“In just one busy shopping street in Delhi today, eight of out of nine banks displayed signs declaring that they had run out of cash, with long queues outside the one branch that was still dispensing money,” The Times of London reported on Tuesday.

But the Finance Ministry said in a statement that “The government is taking all steps to ensure that ATMs are supplied with cash and to get non-functional ATMs normalized at the earliest,” while Finance Minister Arun Jaitley tweeted that there “was more than adequate currency in circulation.”

“The temporary shortage caused by a sudden and unusual increase in some areas is being tackled quickly,” he added.

The Reserve Bank of India, the country’s central bank, insisted it had “sufficient cash” in its vaults but said it was increasing the printing of rupee notes at its presses around the country, including a five-fold jump in the printing of 500 rupee notes.

The cash crunch has revived fears of a repeat of the crisis that ensued after India’s Prime Minister Narendra Modi in late 2016 announced he was scrapping the 1,000 and 500 rupee notes with only months’ notice. The “demonetization” was aimed to promoting a digital economy to combat counterfeiting and bribery.

Cash withdrawals in India go up during crop harvest season, which is usually during March to April, and then during festival season in October, but the unusual demand for cash over the past three months suggests that people are hoarding high-value notes.

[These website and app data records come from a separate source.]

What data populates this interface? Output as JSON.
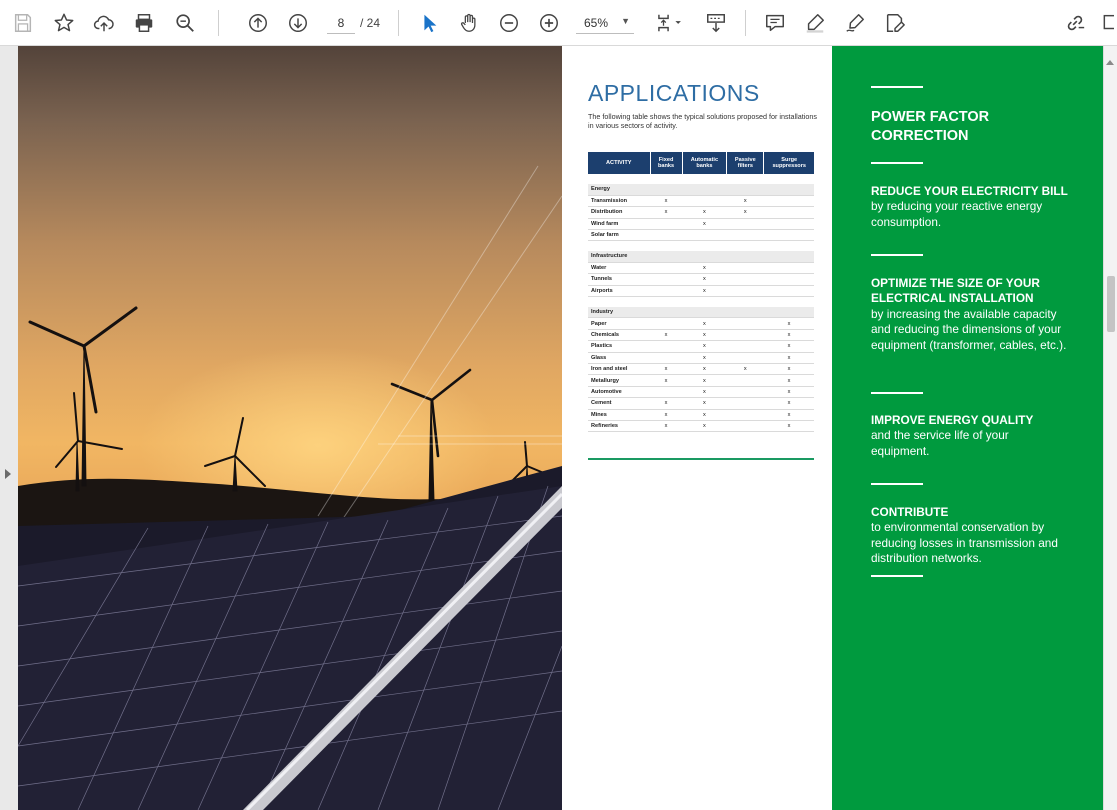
{
  "toolbar": {
    "current_page": "8",
    "total_pages": "/ 24",
    "zoom": "65%",
    "tools": [
      "save-icon",
      "bookmark-star-icon",
      "cloud-upload-icon",
      "print-icon",
      "zoom-search-icon",
      "page-up-icon",
      "page-down-icon",
      "select-cursor-icon",
      "hand-pan-icon",
      "zoom-out-icon",
      "zoom-in-icon",
      "fit-page-icon",
      "scroll-mode-icon",
      "comment-icon",
      "highlight-pen-icon",
      "draw-icon",
      "fill-sign-icon",
      "share-link-icon"
    ],
    "accent_color": "#1a73c8"
  },
  "applications": {
    "title": "APPLICATIONS",
    "intro": "The following table shows the typical solutions proposed for installations in various sectors of activity.",
    "columns": [
      "ACTIVITY",
      "Fixed banks",
      "Automatic banks",
      "Passive filters",
      "Surge suppressors"
    ],
    "sections": [
      {
        "name": "Energy",
        "rows": [
          {
            "activity": "Transmission",
            "marks": [
              "x",
              "",
              "x",
              ""
            ]
          },
          {
            "activity": "Distribution",
            "marks": [
              "x",
              "x",
              "x",
              ""
            ]
          },
          {
            "activity": "Wind farm",
            "marks": [
              "",
              "x",
              "",
              ""
            ]
          },
          {
            "activity": "Solar farm",
            "marks": [
              "",
              "",
              "",
              ""
            ]
          }
        ]
      },
      {
        "name": "Infrastructure",
        "rows": [
          {
            "activity": "Water",
            "marks": [
              "",
              "x",
              "",
              ""
            ]
          },
          {
            "activity": "Tunnels",
            "marks": [
              "",
              "x",
              "",
              ""
            ]
          },
          {
            "activity": "Airports",
            "marks": [
              "",
              "x",
              "",
              ""
            ]
          }
        ]
      },
      {
        "name": "Industry",
        "rows": [
          {
            "activity": "Paper",
            "marks": [
              "",
              "x",
              "",
              "x"
            ]
          },
          {
            "activity": "Chemicals",
            "marks": [
              "x",
              "x",
              "",
              "x"
            ]
          },
          {
            "activity": "Plastics",
            "marks": [
              "",
              "x",
              "",
              "x"
            ]
          },
          {
            "activity": "Glass",
            "marks": [
              "",
              "x",
              "",
              "x"
            ]
          },
          {
            "activity": "Iron and steel",
            "marks": [
              "x",
              "x",
              "x",
              "x"
            ]
          },
          {
            "activity": "Metallurgy",
            "marks": [
              "x",
              "x",
              "",
              "x"
            ]
          },
          {
            "activity": "Automotive",
            "marks": [
              "",
              "x",
              "",
              "x"
            ]
          },
          {
            "activity": "Cement",
            "marks": [
              "x",
              "x",
              "",
              "x"
            ]
          },
          {
            "activity": "Mines",
            "marks": [
              "x",
              "x",
              "",
              "x"
            ]
          },
          {
            "activity": "Refineries",
            "marks": [
              "x",
              "x",
              "",
              "x"
            ]
          }
        ]
      }
    ],
    "header_color": "#1c3f6e",
    "title_color": "#2e6da4"
  },
  "benefits": {
    "title": "POWER FACTOR CORRECTION",
    "background": "#009a3e",
    "items": [
      {
        "heading": "REDUCE YOUR ELECTRICITY BILL",
        "body": "by reducing your reactive energy consumption."
      },
      {
        "heading": "OPTIMIZE THE SIZE OF YOUR ELECTRICAL INSTALLATION",
        "body": "by increasing the available capacity and reducing the dimensions of your equipment (transformer, cables, etc.)."
      },
      {
        "heading": "IMPROVE ENERGY QUALITY",
        "body": "and the service life of your equipment."
      },
      {
        "heading": "CONTRIBUTE",
        "body": "to environmental conservation by reducing losses in transmission and distribution networks."
      }
    ]
  }
}
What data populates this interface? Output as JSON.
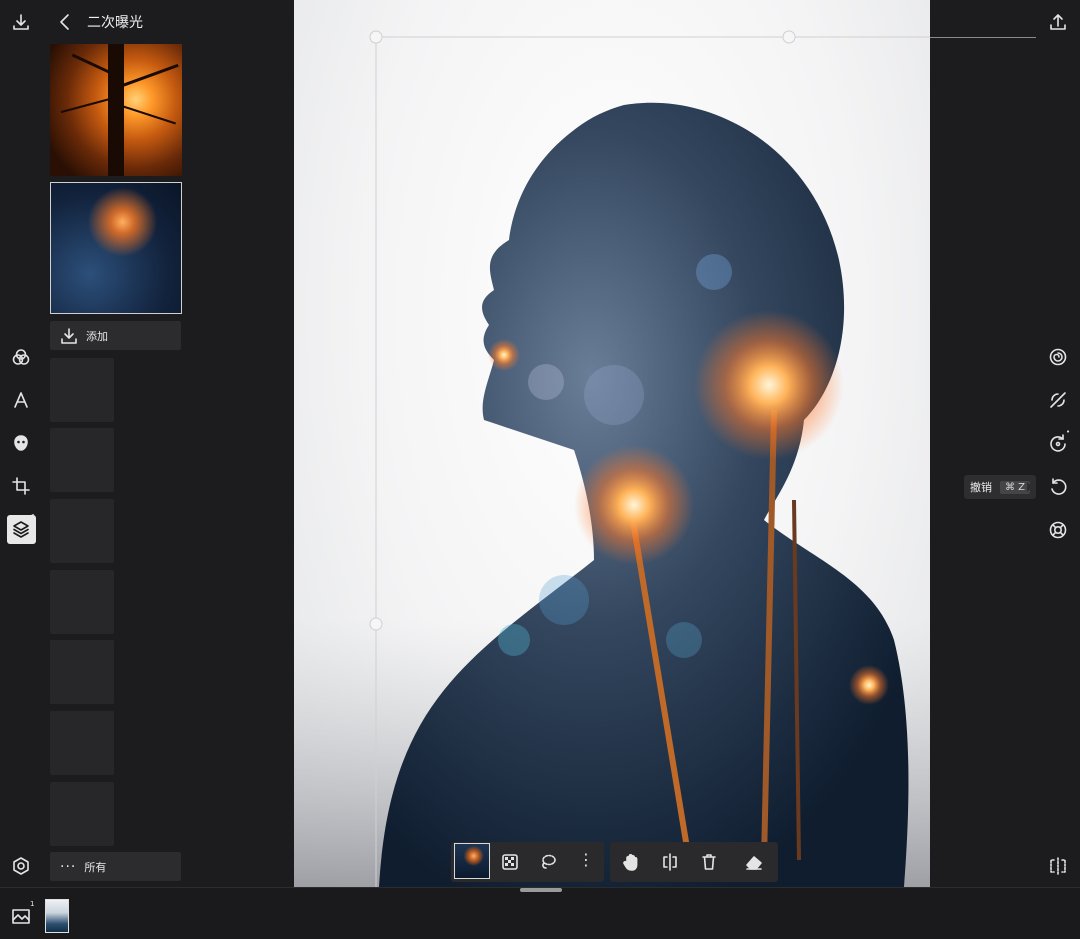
{
  "header": {
    "title": "二次曝光",
    "icons": [
      "download-icon",
      "back-chevron-icon",
      "share-upload-icon"
    ]
  },
  "left_panel": {
    "add_label": "添加",
    "all_label": "所有",
    "more_glyph": "···"
  },
  "left_tools": [
    "blend-circles-icon",
    "text-icon",
    "mask-icon",
    "crop-icon",
    "layers-icon",
    "settings-icon"
  ],
  "layers_badge": "1",
  "right_tools": [
    "spiral-icon",
    "heal-icon",
    "redo-arrow-icon",
    "undo-icon",
    "lifebuoy-icon",
    "compare-icon"
  ],
  "tooltip": {
    "label": "撤销",
    "shortcut": "⌘ Z"
  },
  "bottom_toolbar": [
    "layer-thumbnail",
    "opacity-checker-icon",
    "lasso-icon",
    "more-vertical-icon",
    "hand-icon",
    "flip-icon",
    "trash-icon",
    "eraser-icon"
  ],
  "more_vertical_glyph": "⋮",
  "filmstrip": {
    "badge": "1"
  }
}
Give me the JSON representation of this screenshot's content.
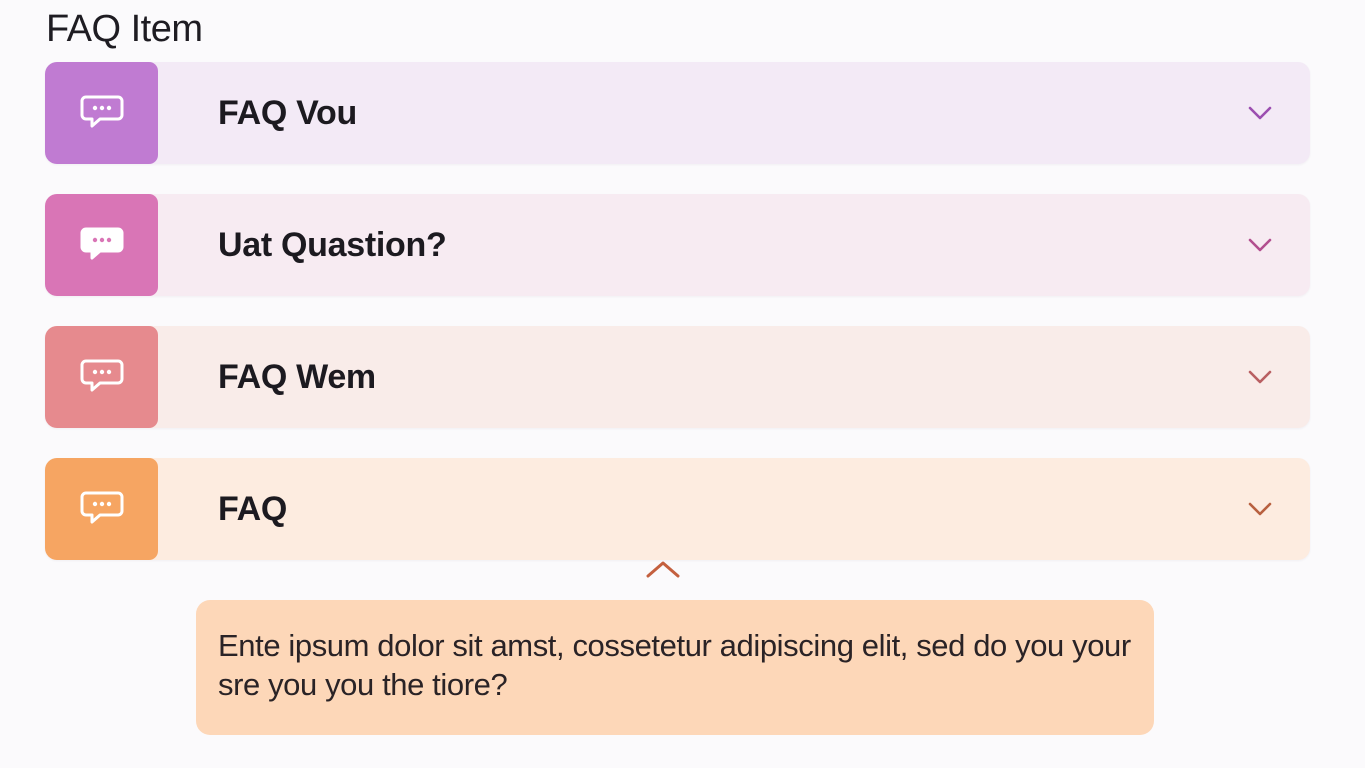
{
  "page": {
    "title": "FAQ Item"
  },
  "faq": {
    "items": [
      {
        "label": "FAQ Vou",
        "icon": "chat-bubble-icon",
        "accent": "#c07bd2",
        "background": "#f3eaf6",
        "chevron_color": "#9b4fb0",
        "expanded": false
      },
      {
        "label": "Uat Quastion?",
        "icon": "chat-bubble-icon",
        "accent": "#d975b6",
        "background": "#f7ebf2",
        "chevron_color": "#b24f8f",
        "expanded": false
      },
      {
        "label": "FAQ Wem",
        "icon": "chat-bubble-icon",
        "accent": "#e68a8e",
        "background": "#f9ece9",
        "chevron_color": "#b95f62",
        "expanded": false
      },
      {
        "label": "FAQ",
        "icon": "chat-bubble-icon",
        "accent": "#f6a562",
        "background": "#fdece0",
        "chevron_color": "#b8603f",
        "expanded": true
      }
    ]
  },
  "answer": {
    "text": "Ente ipsum dolor sit amst, cossetetur adipiscing elit, sed do you your sre you you the tiore?",
    "background": "#fdd7b8",
    "caret_color": "#c4603f",
    "caret_icon": "chevron-up-icon"
  }
}
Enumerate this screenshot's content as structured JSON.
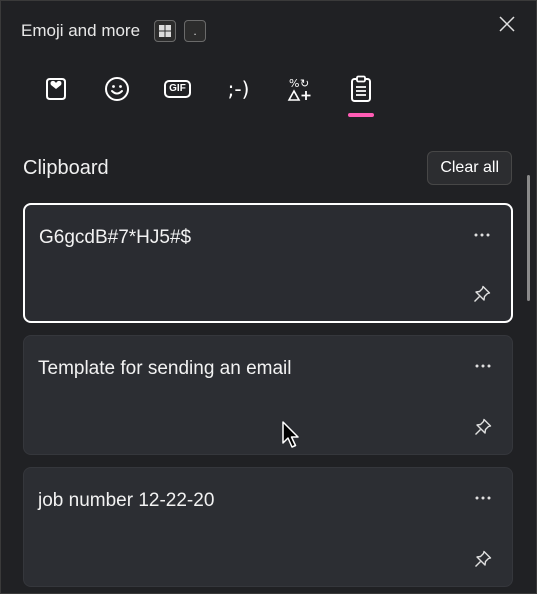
{
  "header": {
    "title": "Emoji and more",
    "shortcut_win_icon": "windows-logo-icon",
    "shortcut_key": "."
  },
  "close_icon": "close-icon",
  "tabs": [
    {
      "name": "favorites",
      "icon": "heart-icon",
      "active": false
    },
    {
      "name": "emoji",
      "icon": "smiley-icon",
      "active": false
    },
    {
      "name": "gif",
      "label": "GIF",
      "active": false
    },
    {
      "name": "kaomoji",
      "label": ";-)",
      "active": false
    },
    {
      "name": "symbols",
      "icon": "symbols-icon",
      "active": false
    },
    {
      "name": "clipboard",
      "icon": "clipboard-icon",
      "active": true
    }
  ],
  "accent_color": "#ff5cb4",
  "clipboard": {
    "title": "Clipboard",
    "clear_all_label": "Clear all",
    "items": [
      {
        "text": "G6gcdB#7*HJ5#$",
        "selected": true
      },
      {
        "text": "Template for sending an email",
        "selected": false
      },
      {
        "text": "job number 12-22-20",
        "selected": false
      }
    ]
  }
}
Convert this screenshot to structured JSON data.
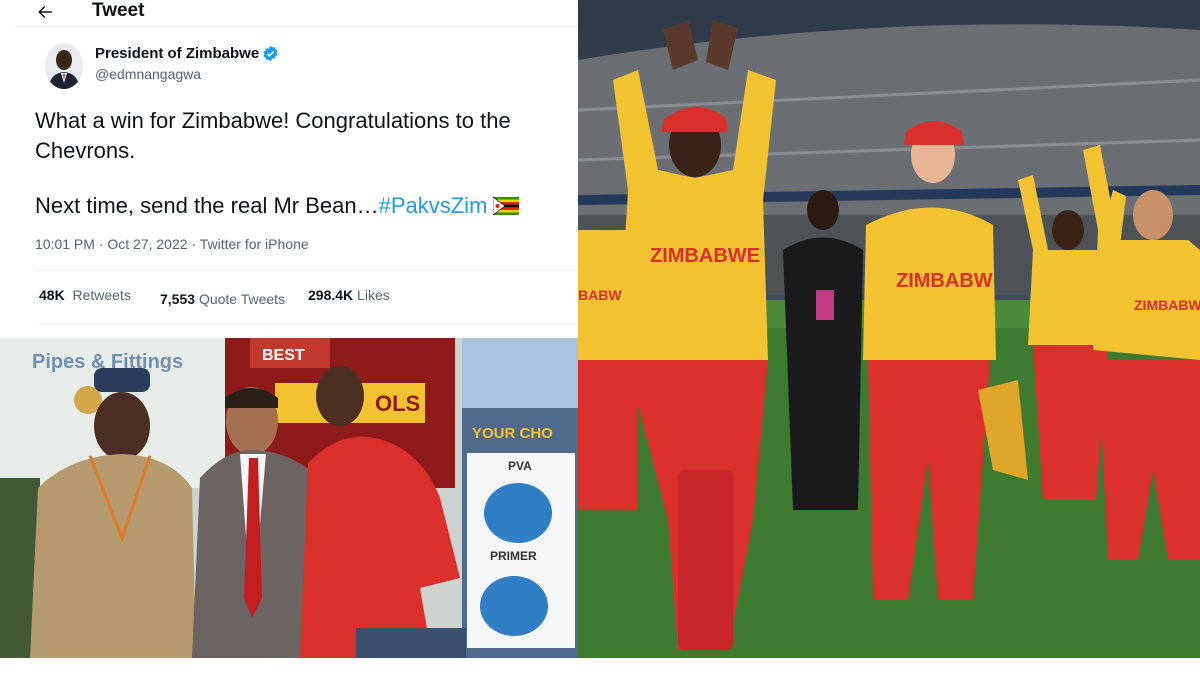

Analysts say that concerns over the health of India’s banking system have also triggered savers to withdraw cash.